(Interface dataset entries)
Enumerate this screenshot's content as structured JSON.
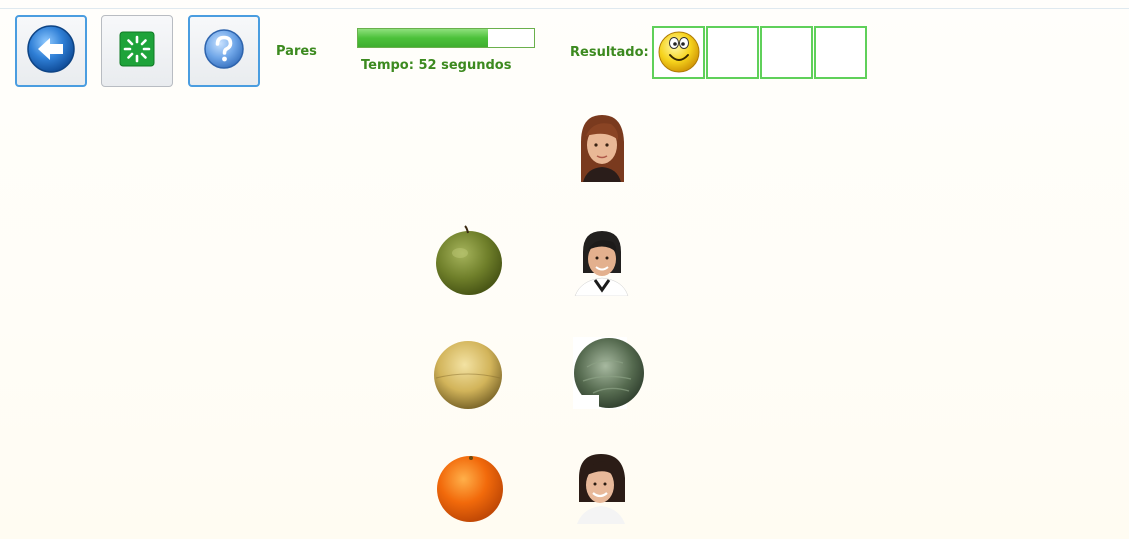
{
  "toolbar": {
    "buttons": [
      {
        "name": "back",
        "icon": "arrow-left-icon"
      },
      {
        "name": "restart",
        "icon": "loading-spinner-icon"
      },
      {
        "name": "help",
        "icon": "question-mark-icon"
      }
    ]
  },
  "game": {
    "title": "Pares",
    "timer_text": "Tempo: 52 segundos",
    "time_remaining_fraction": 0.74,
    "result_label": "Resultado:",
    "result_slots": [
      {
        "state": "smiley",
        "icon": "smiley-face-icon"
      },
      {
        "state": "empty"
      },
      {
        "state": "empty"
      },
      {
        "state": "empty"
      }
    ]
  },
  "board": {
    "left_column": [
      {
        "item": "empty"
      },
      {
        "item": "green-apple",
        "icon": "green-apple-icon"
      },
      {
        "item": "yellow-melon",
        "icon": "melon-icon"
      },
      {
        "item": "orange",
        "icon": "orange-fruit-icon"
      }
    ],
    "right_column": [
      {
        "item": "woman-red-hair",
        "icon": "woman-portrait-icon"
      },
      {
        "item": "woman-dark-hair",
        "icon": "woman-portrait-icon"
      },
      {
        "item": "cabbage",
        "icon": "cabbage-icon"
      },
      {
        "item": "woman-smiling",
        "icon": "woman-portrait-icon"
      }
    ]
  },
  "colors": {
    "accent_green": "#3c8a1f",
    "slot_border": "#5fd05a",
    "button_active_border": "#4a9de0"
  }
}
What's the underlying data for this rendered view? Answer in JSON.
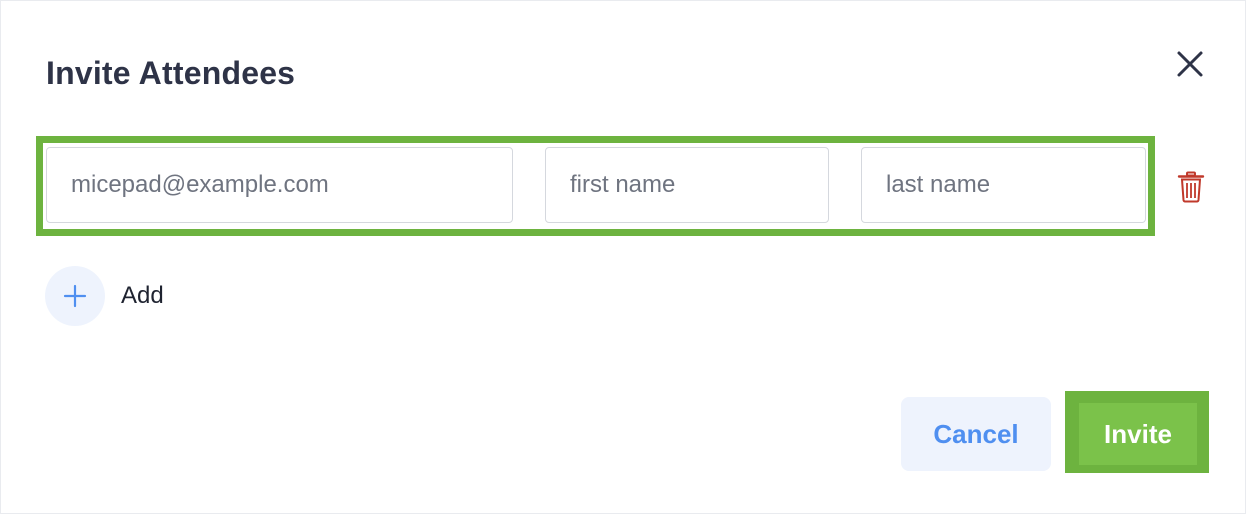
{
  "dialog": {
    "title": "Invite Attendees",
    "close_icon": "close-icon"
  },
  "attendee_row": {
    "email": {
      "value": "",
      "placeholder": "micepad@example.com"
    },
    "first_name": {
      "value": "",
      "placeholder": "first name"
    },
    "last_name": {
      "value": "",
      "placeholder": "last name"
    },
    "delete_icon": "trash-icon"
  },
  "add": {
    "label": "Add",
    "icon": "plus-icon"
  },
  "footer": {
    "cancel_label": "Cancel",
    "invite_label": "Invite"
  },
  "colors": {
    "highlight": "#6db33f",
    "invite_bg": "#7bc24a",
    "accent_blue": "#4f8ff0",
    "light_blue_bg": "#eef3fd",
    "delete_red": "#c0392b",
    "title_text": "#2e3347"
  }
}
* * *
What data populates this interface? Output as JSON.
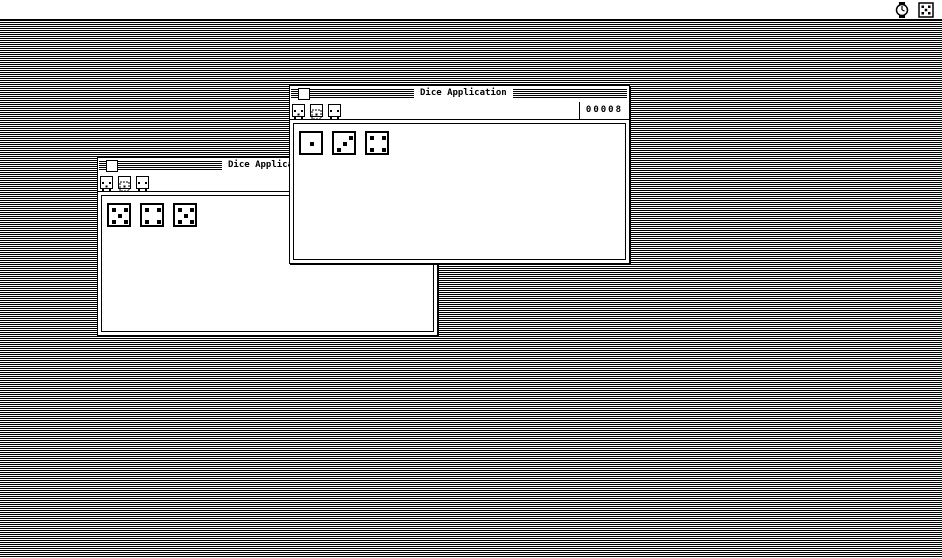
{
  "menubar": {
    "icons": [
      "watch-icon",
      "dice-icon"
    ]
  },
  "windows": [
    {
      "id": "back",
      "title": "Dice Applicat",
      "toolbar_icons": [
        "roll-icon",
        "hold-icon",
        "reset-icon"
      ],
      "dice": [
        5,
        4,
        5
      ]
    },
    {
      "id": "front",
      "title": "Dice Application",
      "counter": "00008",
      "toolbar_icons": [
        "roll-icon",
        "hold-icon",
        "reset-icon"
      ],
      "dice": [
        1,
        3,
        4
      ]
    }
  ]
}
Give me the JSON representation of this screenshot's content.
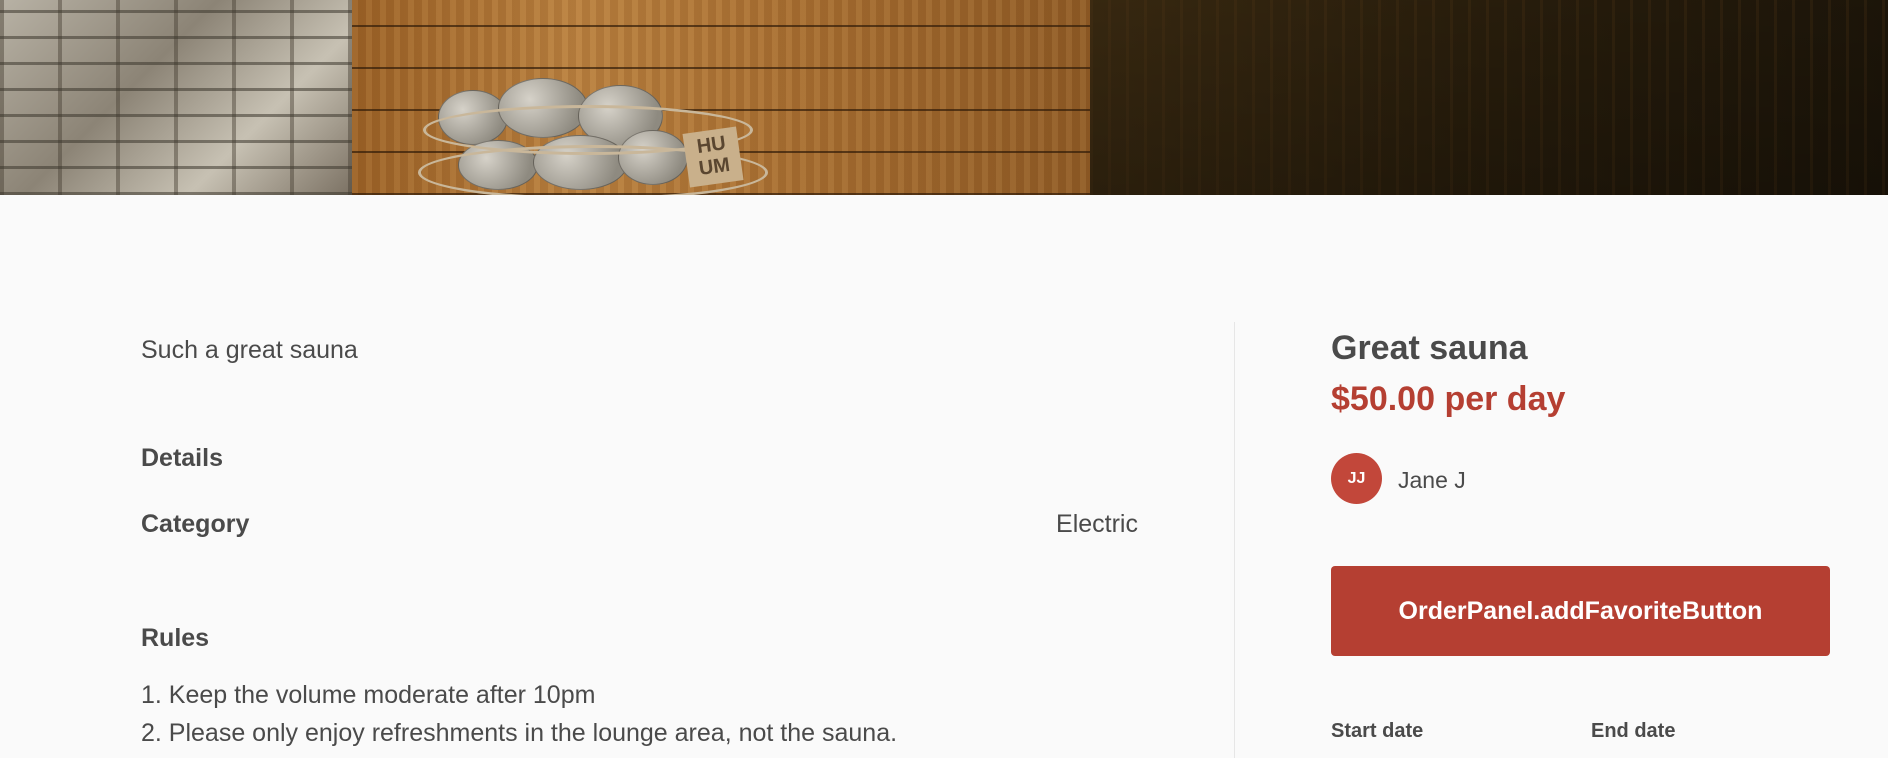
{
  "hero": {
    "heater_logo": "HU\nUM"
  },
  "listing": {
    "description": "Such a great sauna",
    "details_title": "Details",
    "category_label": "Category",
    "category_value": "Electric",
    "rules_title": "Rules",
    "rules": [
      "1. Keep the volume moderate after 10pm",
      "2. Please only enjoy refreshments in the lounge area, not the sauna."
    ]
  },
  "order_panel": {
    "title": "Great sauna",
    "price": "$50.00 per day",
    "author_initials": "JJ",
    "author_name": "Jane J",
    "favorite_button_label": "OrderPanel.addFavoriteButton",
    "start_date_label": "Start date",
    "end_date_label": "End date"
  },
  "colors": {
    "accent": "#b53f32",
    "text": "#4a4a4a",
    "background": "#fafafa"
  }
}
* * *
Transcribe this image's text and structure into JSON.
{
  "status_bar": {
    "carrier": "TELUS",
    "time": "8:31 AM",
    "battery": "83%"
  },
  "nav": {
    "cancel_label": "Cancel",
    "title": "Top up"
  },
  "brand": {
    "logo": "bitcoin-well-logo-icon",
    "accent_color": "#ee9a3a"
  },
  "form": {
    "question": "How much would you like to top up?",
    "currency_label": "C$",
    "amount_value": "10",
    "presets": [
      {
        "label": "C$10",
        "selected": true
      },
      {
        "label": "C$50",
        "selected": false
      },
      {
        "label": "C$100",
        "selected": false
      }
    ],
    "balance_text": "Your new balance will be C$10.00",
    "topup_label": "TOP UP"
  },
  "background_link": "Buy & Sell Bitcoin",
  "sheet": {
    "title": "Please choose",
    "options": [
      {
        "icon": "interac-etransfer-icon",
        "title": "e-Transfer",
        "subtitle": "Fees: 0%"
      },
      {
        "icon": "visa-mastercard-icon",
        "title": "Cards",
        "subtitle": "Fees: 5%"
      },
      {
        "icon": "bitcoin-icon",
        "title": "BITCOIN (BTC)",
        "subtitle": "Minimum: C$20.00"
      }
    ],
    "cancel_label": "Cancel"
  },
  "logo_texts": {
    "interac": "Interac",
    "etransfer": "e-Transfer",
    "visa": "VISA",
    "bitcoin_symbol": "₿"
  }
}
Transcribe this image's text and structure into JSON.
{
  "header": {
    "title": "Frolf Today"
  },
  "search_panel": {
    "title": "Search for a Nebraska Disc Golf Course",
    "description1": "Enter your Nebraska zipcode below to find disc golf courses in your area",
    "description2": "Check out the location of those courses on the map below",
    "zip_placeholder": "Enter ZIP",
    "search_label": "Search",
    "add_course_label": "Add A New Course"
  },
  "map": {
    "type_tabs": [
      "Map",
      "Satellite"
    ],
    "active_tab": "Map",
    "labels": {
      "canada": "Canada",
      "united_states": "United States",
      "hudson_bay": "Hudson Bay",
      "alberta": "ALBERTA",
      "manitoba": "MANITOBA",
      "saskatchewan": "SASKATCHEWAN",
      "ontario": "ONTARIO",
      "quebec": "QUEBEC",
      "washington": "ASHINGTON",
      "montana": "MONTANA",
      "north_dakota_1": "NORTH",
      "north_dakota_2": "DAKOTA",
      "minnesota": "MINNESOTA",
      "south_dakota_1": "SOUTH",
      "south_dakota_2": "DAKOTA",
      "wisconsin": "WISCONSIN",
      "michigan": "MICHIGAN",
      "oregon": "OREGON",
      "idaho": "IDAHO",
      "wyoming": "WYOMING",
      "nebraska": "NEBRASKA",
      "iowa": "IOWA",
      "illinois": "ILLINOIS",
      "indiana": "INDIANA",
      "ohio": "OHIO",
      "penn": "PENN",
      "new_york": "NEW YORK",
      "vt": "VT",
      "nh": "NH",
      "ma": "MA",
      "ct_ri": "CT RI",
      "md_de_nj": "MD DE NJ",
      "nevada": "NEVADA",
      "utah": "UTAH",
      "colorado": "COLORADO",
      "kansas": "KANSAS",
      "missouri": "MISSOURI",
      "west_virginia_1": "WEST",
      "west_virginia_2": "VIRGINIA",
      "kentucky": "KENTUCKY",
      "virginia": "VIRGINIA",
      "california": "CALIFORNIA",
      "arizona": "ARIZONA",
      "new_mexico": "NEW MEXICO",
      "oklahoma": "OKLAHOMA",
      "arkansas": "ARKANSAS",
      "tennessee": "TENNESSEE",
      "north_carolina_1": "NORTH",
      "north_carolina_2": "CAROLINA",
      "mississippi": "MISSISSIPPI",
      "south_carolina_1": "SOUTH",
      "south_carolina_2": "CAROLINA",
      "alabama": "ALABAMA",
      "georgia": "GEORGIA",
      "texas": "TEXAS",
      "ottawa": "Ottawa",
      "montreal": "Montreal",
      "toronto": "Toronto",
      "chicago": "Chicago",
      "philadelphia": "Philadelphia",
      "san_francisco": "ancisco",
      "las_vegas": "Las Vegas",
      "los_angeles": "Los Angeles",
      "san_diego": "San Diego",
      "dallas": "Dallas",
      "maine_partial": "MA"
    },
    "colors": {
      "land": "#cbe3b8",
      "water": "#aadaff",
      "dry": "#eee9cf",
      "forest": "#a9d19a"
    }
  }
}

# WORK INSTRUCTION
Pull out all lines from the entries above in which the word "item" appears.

# REPLY
        "item": "empty"
        "item": "green-apple",
        "item": "yellow-melon",
        "item": "orange",
        "item": "woman-red-hair",
        "item": "woman-dark-hair",
        "item": "cabbage",
        "item": "woman-smiling",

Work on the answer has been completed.